When Dav Pilkey was a kid, he was diagnosed with ADHD and dyslexia. Dav was so disruptive in class that his teachers made him sit out in the hallway every day. Luckily, Dav loved to draw and make up stories. He spent his time in the hallway creating his own original comic books--the very first adventures of Dog Man and Captain Underpants. In college, Dav met a teacher who encouraged him to illustrate and write. He won a national competition in 1986 and the prize was the publication of his first book, World War Won. He made many other books before being awarded the 1998 California Young Reader Medal for Dog Breath, which was published in 1994, and in 1997 he won the Caldecott Honor for The Paperboy. The Adventures of Super Diaper Baby, published in 2002, was the first complete graphic novel spin-off from the Captain Underpants series and appeared at #6 on the USA Today bestseller list for all books, both adult and children's, and was also a New York Times bestseller. It was followed by The Adventures of Ook and Gluk: Kung Fu Cavemen from the Future and Super Diaper Baby 2: The Invasion of the Potty Snatchers, both USA Today bestsellers. The unconventional style of these graphic novels is intended to encourage uninhibited creativity in kids. His stories are semi-autobiographical and explore universal themes that celebrate friendship, tolerance, and the triumph of the good-hearted. Dav loves to kayak in the Pacific Northwest with his wife.

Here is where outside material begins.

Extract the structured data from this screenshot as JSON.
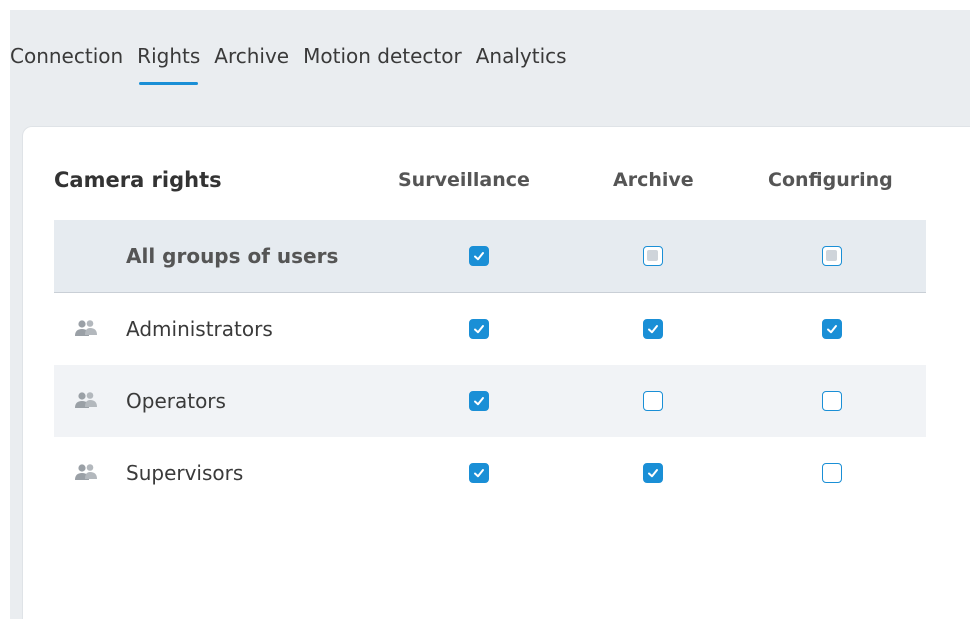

It could be said that Pilkey (Kat Kong; the Dragon books) never let a good story go unPUNished. From its open-mouthed mutt to its put-upon family to its climactic burglary scene, this latest entry might have been modeled on Susan Meddaugh's Martha Speaks. But Pilkey's silly tales forage unabashedly for lowbrow laughs, and his aim is usually accurate, even if adults more than kids will catch these halitosis jokes. Here, ``a dog named Hally, who lived with the Tosis family,'' emits green puffs of breath so toxic they knock Grandma Tosis out of her chair. When the Tosis parents put their putrid pet up for adoption, the Tosis kids try to save Hally: they bring her to a site with a ``breathtaking view''; to a movie (starring ``Perry O'Donnel and Giner Vitus'') said to leave audiences ``breathless''; and to a roller coaster so fast it makes riders lose their breath-to no avail. Yet a glimpse of a headline on a newspaper (called The Daily Foreshadow) and a wanted poster showing two robbers presage a happy ending: the villains visit the Tosis home and suffer the odiferous consequences. Pilkey's punchy art, characterized by heavy black outlines and bold colors, matches the clowning quality of the text (the copyright page, tellingly, lists Pilkey's preferred media as ``acrylics, watercolors, pencils, magic markers, and Dijon mustard''). Guaranteed to ward off smellancholy. Ages 4-8. (Oct.)
PreS-Gr 2‘Corny jokes, plays on words, and garishly colored illustrations are Pilkey's stock-in-trade. This outrageous book continues the tradition. Hally is a fine, loving dog with horrible breath. Even skunks avoid her. When Mr. and Mrs. Tosis decide to give her away, their children try to cure the problem, but nothing works. Her days as the family pet are numbered‘until she licks the faces of two burglars. They pass out cold on the living-room floor, and Hally becomes a heroine. With clothespins on their noses, the family concludes that ``...life without Hally Tosis wouldn't make any scents.'' Two levels of humor coexist in this book, neither of them subtle. Children will laugh at pictures of people reeling from Hally's breath, while adults will groan over some of the more sophisticated puns. The simplified cartoon drawings in comic-book colors will attract many browsers. While this is a one-joke story, many children should find it funny.‘Nancy Seiner, The Carnegie Library of Pittsburgh